Which brings me to a second observation – that this wilderness time that we are in is beginning to look like an incredible opportunity for the church to be the church.  This afternoon, a small group of elders and deacons will be meeting to discuss additional ways we can deepen our relationships in an organized way. That’s right – we’re looking at this time in the life of the church to deepen our relationships and not just for the sake of our internal life together.  The truth is that we don’t know what needs are going to arise in our community over the next month. We don’t know the healing that will be needed, the hunger that will need to be fed, the connections that will need to be made. New ways of organizing our life together can make us stronger if we are open to them. And while there are good reasons not to gather in groups in the flesh, there are no restrictions to connecting with each other more deeply than we have before.

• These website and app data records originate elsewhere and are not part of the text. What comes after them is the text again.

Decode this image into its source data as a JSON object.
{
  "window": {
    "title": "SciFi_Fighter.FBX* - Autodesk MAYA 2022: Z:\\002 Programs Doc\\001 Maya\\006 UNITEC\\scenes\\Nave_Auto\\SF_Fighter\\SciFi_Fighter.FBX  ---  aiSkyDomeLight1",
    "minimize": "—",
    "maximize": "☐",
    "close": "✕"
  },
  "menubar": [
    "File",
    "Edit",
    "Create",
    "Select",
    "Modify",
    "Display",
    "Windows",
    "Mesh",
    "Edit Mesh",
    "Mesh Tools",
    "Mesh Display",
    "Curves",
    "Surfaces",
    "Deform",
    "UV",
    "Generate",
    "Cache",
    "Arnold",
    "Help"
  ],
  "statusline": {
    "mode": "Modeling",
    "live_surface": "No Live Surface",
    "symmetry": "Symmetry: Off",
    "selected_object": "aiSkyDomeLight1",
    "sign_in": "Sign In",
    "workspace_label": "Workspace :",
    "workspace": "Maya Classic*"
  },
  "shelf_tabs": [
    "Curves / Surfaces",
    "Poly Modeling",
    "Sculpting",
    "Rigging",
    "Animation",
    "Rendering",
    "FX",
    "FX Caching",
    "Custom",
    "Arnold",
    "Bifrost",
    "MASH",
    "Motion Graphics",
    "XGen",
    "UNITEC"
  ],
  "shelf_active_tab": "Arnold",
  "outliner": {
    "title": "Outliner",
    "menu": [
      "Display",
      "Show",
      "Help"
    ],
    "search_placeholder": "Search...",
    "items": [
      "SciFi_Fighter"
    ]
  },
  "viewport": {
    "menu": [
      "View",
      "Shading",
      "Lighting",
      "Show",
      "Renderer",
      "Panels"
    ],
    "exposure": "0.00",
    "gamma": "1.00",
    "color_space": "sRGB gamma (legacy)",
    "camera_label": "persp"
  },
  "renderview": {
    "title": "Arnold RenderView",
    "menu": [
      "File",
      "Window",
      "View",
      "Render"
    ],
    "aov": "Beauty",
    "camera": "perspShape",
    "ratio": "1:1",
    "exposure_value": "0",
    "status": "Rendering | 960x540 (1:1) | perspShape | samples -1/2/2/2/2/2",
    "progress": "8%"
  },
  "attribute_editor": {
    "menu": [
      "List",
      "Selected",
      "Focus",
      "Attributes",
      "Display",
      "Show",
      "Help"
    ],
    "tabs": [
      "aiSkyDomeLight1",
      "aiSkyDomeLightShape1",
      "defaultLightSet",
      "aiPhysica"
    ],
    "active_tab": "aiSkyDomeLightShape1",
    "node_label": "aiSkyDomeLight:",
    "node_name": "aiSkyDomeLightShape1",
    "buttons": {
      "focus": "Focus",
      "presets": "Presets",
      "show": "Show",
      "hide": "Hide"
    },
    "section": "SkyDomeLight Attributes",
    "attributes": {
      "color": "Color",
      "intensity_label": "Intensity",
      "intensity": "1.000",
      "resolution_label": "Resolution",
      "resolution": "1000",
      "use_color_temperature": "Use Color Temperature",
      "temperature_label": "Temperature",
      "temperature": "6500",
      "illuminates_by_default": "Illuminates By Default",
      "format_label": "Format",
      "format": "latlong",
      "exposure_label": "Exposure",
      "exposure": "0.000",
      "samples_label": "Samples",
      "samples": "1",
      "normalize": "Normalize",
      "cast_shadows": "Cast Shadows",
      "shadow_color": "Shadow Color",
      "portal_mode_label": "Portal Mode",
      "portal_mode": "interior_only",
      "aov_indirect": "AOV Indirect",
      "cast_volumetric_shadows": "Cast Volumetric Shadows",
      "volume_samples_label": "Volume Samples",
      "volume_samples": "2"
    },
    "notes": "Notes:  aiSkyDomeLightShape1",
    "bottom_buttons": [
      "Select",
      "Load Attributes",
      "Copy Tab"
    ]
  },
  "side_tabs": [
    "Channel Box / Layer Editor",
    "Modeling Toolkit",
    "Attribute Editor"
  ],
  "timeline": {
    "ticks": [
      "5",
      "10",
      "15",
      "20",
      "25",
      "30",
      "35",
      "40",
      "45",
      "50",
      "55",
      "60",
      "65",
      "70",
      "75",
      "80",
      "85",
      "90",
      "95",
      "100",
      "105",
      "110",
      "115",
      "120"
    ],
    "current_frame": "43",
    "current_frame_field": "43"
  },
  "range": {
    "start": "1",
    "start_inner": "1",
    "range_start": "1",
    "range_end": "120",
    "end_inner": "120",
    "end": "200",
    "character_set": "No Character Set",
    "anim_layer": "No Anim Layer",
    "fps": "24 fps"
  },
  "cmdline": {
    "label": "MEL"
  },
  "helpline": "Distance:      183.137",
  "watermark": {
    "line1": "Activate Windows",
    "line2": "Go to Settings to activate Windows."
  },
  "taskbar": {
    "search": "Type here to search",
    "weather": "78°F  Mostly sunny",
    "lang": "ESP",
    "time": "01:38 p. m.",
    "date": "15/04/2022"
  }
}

That’s a big part of this parable – Jesus is pushing his own people to be open to the possibility of new relationships.  Samaritans, after all, were enemies of Jews and vice-versa. Some of us were taught that Samaritans were the underdogs, even oppressed people.  But that’s not accurate. To reinforce this point, in the chapter just before this one, Luke tells the story of a Samaritan village that rejects Jesus and his message.  James and John ask Jesus if they can rain down fire from heaven. Samaritans weren’t saints. As a whole, these texts would argue, they were no better, no worse than their Jewish cousins.  So here Jesus challenges his disciples – can you be open to the possibility that your enemies could be your friends?  Can you allow your imagination to lead you beyond your constricted view of what’s possible in our city, in our world, in your life?  Can you be open to love that finds its way across boundaries and borders that you didn’t imagine being able to cross in your school, in your neighborhood, in your life?

That’s the question for us in these disrupted times.  How do we go on loving? Yes. But more than that – can you see that God is already working a new thing in the life of our community in the middle of this wilderness?  Can you see that when so much of what is familiar is stripped away, it might also be easier to see just what God is up to in your life, in mine, in our life together? Because once we begin to see God’s getting in the ditches of the places where we live with people who need it the most, we’ll have a better sense of how we can join God there.